__TASK ITEM__: Copy each line from the data that has the word "사용설명서" in it.

__THE DATA__:

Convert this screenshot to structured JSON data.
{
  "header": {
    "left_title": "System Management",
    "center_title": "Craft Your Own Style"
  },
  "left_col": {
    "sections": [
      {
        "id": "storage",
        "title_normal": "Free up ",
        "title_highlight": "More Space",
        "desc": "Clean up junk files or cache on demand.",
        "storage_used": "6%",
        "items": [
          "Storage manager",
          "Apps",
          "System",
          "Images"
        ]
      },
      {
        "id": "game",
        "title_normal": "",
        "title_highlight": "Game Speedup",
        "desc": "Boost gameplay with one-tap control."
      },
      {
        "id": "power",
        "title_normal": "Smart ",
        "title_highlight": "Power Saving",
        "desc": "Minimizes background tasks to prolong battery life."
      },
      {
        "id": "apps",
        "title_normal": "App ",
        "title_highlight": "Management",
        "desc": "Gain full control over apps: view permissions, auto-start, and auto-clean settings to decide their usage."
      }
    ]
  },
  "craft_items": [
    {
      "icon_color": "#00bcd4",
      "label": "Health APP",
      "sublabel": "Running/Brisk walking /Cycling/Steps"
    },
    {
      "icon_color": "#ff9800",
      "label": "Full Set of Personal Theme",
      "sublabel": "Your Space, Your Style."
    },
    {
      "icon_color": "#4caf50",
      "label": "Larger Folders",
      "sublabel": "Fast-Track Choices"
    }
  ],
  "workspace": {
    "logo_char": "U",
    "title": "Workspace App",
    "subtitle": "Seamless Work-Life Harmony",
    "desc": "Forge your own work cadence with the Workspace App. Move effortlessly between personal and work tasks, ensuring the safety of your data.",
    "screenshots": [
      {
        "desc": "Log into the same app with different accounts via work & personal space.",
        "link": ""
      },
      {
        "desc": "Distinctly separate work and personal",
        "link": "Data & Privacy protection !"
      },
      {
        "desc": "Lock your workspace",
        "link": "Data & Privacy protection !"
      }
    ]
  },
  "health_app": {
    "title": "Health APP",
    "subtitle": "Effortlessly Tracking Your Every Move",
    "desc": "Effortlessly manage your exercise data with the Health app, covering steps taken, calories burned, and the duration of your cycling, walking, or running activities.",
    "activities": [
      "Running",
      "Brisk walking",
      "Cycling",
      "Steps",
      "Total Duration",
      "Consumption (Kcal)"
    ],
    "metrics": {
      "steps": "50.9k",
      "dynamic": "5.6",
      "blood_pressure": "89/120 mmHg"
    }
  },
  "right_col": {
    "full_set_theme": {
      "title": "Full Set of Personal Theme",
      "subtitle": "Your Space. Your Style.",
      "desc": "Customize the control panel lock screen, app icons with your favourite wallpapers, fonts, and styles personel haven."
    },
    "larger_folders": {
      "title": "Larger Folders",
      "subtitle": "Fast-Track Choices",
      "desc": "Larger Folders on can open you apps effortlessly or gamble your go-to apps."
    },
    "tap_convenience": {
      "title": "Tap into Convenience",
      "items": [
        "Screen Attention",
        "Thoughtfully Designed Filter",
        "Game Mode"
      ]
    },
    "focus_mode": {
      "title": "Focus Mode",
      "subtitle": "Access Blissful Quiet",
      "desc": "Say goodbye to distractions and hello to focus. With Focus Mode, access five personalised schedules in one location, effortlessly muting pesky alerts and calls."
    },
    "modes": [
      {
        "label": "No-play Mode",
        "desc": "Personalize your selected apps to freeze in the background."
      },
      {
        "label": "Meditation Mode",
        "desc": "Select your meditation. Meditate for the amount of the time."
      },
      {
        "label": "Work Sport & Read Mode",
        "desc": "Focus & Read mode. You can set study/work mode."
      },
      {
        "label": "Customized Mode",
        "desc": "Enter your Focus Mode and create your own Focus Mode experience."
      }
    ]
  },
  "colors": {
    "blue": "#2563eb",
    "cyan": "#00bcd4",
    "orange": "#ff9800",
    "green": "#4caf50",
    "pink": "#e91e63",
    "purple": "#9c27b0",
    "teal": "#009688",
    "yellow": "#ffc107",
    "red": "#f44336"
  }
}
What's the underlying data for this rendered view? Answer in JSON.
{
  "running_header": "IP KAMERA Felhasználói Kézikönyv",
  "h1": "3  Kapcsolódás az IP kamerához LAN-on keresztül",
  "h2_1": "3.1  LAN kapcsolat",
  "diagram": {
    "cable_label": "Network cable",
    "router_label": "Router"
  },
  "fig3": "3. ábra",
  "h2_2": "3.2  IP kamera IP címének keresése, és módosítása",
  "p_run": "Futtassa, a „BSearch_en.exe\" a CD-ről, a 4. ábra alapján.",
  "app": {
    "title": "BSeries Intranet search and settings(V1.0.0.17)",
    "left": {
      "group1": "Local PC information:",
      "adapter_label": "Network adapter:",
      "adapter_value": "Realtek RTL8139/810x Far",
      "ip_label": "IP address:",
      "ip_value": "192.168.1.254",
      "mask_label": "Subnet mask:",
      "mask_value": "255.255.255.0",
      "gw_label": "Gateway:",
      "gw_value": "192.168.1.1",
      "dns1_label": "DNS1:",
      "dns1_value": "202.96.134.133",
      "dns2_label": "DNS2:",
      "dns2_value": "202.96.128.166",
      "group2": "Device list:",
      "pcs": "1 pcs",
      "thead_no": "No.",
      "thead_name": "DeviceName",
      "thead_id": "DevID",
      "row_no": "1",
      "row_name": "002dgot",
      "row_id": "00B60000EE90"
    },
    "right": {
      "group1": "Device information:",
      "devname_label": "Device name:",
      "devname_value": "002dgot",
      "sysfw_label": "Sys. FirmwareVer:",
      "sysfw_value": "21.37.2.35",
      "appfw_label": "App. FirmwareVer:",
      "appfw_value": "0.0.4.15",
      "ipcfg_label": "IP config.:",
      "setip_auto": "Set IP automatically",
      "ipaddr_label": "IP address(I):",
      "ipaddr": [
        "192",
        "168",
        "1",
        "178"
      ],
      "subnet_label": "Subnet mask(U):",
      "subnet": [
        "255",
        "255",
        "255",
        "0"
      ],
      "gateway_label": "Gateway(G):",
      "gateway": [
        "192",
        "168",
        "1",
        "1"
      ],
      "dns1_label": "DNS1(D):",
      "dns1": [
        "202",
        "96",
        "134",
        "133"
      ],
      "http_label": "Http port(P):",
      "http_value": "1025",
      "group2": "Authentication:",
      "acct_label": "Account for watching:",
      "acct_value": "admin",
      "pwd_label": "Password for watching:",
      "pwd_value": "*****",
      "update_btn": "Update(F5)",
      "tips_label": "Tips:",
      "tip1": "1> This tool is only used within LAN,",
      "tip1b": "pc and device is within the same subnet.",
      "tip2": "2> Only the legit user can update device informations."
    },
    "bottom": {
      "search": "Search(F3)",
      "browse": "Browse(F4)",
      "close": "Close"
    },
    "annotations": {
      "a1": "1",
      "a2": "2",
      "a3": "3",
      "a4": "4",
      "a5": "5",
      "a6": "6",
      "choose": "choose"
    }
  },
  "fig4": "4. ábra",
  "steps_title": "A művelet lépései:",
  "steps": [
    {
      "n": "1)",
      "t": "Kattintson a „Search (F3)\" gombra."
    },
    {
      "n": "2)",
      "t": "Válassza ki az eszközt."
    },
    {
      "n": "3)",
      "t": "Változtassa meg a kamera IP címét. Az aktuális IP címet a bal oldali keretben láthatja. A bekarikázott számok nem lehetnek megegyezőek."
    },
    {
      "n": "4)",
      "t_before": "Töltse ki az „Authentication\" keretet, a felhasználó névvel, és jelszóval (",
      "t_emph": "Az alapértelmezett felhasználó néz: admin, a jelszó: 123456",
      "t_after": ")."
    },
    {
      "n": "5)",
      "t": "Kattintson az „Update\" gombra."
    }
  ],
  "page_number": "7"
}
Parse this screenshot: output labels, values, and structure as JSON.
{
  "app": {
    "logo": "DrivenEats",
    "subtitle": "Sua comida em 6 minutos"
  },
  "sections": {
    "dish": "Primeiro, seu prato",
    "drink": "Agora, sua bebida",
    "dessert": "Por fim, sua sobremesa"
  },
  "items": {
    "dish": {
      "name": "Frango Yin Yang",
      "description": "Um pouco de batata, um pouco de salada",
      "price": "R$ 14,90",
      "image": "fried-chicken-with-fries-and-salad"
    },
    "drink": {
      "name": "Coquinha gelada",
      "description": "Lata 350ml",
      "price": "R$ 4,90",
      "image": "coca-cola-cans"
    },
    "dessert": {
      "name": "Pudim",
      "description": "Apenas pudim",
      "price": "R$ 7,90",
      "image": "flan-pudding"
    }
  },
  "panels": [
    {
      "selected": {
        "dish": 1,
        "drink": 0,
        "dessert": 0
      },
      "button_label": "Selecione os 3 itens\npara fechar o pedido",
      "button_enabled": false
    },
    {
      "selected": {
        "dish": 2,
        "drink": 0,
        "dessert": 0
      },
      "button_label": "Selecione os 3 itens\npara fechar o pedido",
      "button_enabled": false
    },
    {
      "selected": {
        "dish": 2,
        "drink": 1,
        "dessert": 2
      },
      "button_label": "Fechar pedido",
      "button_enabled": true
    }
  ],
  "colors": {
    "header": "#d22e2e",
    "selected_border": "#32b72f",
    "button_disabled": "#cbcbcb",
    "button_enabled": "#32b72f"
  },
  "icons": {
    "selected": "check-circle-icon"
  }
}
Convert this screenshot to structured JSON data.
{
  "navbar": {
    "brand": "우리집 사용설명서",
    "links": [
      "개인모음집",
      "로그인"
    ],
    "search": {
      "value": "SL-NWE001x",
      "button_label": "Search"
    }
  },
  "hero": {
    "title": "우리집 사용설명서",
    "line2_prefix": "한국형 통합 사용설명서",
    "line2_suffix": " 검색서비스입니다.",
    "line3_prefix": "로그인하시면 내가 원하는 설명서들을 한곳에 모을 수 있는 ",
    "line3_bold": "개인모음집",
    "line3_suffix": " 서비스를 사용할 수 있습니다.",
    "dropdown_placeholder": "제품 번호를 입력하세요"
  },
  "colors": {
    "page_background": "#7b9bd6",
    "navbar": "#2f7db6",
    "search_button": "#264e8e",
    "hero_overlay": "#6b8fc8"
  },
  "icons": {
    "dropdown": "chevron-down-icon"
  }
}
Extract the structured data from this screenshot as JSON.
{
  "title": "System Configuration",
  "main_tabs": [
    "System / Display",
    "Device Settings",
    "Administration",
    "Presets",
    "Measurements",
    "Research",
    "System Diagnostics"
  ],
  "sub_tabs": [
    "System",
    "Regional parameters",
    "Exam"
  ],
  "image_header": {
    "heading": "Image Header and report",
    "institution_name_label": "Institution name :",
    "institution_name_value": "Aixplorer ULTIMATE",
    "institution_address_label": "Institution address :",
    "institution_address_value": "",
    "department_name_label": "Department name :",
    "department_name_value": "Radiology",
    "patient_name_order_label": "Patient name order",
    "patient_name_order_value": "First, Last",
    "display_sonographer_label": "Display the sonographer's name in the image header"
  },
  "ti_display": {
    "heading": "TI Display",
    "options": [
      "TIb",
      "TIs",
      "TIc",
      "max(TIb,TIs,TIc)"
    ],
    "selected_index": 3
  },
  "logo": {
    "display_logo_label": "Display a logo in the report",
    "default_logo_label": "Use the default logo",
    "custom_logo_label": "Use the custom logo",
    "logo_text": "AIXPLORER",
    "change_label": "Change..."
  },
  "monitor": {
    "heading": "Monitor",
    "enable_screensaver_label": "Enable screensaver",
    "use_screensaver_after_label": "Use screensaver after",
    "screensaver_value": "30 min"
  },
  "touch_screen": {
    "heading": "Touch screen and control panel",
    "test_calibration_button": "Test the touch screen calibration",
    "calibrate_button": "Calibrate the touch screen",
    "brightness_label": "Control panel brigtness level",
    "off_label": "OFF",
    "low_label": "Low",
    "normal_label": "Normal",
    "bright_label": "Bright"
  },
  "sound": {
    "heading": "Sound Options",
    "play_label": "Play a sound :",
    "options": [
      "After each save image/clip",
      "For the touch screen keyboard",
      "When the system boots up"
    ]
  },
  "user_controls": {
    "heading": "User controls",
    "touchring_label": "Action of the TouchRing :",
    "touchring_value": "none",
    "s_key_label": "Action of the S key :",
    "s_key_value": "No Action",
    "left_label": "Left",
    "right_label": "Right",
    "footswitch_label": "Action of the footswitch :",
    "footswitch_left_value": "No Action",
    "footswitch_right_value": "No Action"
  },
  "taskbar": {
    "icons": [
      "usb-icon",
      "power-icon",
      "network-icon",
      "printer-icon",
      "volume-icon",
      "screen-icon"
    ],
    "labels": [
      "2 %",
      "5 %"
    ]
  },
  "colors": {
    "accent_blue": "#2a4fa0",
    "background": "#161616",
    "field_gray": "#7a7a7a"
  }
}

__SOLUTION FOR THIS EXERCISE__:
    "brand": "우리집 사용설명서",
    "title": "우리집 사용설명서",
    "line2_prefix": "한국형 통합 사용설명서",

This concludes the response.